In part of two of KHNS’s interview with Democratic Rep. Sam Kito III, he talks about specific issues facing Haines and Skagway. These are ongoing concerns that he’s hopeful will get some traction in the upcoming legislative session.
Rep. Kito says he’s looking forward to the challenge of finding a resolution to Alaska’s budget woes, but he’s also ready to broach some issues and projects specific to Haines and Skagway.
When Kito visited Skagway in July, he heard concerns from members of the Skagway Traditional Council about Taiya River erosion and the need to protect some early Native graves in Dyea as a result.
Kito says discussions with the National Park Service about what to do are continuing.
“We don’t have any resolution to that issue yet, but they are looking into it and they are trying to come up with suggestions for alternatives.”
In Haines, Kito says he’s working with State Parks and the Department of Transportation about how to manage the Chilkoot River Corridor more effectively.
A bear-viewing platform and other infrastructure have been in the works for several years, and while the design is done and money from the state is there, the project has stalled.
“That project needs some coordination between DOT and Parks in order to have the right of way be usable.
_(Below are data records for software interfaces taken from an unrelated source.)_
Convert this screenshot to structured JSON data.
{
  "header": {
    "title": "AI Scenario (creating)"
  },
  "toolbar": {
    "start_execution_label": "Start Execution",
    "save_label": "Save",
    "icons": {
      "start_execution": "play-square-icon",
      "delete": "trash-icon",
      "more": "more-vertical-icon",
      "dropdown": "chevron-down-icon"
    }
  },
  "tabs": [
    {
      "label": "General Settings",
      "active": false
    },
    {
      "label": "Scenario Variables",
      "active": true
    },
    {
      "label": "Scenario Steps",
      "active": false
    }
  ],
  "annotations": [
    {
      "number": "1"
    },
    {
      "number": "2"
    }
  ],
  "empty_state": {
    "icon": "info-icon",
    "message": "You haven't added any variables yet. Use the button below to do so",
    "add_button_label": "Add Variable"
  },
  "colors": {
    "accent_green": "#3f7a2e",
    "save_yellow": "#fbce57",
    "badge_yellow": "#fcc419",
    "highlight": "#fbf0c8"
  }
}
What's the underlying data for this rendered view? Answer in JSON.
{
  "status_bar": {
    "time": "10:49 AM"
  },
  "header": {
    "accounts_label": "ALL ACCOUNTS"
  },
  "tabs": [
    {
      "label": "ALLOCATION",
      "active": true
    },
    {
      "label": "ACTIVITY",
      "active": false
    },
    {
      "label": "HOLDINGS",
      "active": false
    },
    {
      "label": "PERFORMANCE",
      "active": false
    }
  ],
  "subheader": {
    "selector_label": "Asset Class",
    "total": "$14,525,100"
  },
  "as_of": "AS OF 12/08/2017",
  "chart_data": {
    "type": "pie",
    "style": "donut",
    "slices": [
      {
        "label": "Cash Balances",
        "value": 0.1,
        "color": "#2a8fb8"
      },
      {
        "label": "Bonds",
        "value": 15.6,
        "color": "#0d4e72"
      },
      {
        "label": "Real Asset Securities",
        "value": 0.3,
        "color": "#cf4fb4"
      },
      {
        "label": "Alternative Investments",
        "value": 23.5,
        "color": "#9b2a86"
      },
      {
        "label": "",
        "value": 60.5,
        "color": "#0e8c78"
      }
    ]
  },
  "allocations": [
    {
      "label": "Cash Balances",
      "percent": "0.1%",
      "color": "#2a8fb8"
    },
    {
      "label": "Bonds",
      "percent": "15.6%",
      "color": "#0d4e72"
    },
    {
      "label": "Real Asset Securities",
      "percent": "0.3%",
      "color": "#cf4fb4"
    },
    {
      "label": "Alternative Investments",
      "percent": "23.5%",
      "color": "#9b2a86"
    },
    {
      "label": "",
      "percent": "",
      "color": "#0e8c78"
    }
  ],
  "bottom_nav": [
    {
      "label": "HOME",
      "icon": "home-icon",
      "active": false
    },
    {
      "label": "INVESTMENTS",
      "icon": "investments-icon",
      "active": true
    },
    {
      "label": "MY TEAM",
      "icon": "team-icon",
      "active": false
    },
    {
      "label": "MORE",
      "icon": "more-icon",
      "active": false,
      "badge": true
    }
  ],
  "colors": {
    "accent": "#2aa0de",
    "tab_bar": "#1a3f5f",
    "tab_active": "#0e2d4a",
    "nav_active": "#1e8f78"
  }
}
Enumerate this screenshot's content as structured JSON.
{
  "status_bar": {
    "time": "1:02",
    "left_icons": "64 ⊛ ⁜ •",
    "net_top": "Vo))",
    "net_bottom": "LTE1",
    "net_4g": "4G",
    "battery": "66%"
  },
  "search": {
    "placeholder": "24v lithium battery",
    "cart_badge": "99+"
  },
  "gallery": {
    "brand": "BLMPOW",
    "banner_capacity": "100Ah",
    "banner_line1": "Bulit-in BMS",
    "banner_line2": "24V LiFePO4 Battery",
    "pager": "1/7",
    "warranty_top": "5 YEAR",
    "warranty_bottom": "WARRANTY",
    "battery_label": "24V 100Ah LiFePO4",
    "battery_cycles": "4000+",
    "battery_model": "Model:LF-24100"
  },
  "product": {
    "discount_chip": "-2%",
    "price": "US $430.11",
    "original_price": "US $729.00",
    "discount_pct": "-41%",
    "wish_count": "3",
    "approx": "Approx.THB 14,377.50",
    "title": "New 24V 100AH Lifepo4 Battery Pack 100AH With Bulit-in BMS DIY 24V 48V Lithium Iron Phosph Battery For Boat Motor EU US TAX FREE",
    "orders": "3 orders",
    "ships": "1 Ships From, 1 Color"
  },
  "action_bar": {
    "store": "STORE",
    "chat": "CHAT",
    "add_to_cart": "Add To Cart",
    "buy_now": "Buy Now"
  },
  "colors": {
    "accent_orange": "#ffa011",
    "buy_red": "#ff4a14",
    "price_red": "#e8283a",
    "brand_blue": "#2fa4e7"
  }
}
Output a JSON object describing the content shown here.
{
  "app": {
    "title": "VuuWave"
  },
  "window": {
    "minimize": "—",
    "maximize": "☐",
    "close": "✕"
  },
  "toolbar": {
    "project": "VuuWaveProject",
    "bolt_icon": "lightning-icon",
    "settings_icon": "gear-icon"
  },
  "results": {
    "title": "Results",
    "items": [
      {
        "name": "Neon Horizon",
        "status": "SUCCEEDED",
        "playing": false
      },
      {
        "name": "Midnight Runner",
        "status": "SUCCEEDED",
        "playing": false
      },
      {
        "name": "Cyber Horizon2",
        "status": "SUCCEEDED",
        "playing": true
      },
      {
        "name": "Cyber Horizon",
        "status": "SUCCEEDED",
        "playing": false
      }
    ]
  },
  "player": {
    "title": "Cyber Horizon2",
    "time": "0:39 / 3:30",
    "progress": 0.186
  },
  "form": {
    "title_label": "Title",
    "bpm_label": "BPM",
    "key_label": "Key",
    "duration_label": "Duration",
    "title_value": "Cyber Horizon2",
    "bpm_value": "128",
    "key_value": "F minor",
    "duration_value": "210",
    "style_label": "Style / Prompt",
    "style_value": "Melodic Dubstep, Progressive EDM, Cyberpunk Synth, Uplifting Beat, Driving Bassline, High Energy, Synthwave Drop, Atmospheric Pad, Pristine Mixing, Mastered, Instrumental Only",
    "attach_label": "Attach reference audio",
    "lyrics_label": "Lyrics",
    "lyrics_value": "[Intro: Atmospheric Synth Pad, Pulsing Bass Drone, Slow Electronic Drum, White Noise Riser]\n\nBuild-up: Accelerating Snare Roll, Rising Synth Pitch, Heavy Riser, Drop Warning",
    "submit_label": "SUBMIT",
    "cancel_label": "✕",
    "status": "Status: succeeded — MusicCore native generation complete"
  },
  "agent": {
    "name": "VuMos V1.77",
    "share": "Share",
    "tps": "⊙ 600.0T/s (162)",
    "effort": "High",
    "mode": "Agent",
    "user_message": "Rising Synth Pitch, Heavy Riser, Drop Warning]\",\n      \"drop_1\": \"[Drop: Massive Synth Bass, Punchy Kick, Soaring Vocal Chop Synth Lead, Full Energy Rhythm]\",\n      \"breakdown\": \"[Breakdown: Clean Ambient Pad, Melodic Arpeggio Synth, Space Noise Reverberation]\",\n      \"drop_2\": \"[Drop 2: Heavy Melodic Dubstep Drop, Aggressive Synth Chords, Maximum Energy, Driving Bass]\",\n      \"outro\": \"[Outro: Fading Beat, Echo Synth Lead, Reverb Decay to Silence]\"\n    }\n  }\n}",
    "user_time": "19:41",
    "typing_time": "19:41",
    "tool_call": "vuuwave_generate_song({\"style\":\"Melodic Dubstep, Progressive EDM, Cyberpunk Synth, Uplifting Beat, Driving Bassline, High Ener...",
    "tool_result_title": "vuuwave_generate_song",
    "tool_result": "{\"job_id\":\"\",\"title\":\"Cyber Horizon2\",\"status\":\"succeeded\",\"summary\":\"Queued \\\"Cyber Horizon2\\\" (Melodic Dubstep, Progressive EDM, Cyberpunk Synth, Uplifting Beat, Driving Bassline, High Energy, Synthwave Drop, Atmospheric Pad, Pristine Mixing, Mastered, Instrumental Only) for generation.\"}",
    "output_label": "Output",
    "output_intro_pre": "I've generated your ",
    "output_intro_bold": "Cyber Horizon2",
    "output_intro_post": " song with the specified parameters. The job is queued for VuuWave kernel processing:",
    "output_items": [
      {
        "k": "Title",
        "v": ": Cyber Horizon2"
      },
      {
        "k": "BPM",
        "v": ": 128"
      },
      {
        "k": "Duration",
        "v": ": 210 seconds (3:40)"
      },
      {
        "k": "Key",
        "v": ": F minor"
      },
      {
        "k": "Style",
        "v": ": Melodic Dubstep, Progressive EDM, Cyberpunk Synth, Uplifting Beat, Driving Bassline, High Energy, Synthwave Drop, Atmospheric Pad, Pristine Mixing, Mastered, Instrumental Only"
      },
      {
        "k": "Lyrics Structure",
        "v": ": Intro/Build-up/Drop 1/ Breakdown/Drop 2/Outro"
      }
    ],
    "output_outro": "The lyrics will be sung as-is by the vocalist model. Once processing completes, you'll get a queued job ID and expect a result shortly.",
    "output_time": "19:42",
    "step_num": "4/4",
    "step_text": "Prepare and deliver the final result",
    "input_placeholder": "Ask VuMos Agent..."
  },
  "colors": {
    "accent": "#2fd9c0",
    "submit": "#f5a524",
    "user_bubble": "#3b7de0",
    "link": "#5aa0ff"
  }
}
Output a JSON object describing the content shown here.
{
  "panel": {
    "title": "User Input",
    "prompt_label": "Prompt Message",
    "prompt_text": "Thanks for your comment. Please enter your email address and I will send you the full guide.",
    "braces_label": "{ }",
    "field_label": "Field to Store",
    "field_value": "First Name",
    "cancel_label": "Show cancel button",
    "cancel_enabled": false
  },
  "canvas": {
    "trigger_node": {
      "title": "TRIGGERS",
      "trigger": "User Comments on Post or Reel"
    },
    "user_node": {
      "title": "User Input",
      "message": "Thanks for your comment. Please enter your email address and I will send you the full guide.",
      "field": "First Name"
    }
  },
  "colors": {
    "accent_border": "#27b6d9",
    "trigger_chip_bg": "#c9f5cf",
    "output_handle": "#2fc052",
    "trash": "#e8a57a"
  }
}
So, what we’re trying to facilitate is a transfer of the right of way from the Department of Transporation to the parks division so they can manage that right of way as park access and still provide for DOT to do necessary maintenance to the road as needed.”
He says he’s also striving to restore the Haines’ state forester position to a year-round job. Budget cuts forced one forester out of work in 2015, with the second position cut significantly.
“At this point, we’re just trying to stabilize funding for that one forester because there are still operations taking place that definitely need a person present in Haines.”
Community revenue sharing is safe for now, Kito says, with Walker allocating $50 million in his proposed budget for the 200 or so communities that rely on it. This year, the Haines Borough received just over $600,000 while Skagway got around $430,000. The program was anticipated to get cut significantly, but this year, it paid out $57 million. Kito says he’s hoping the total will get bumped up.
“Gov. Walker has made a commitment to stabilizing revenue sharing and has a goal of stabilizing revenue share at about the $60 million appropriation mark. I support that.”
But, so far, Kito says, there’s no appropriation to boost it from the currently- proposed $50 million.
“But I’m hopeful that the governor will live up his commitment that revenue sharing is stable and stable at $60 million.”
He says revenue sharing supports small communities and can be the difference between towns having municipal government or not.
“I think it’s very important to have revenue sharing so we can support out local governments throughout Alaska.”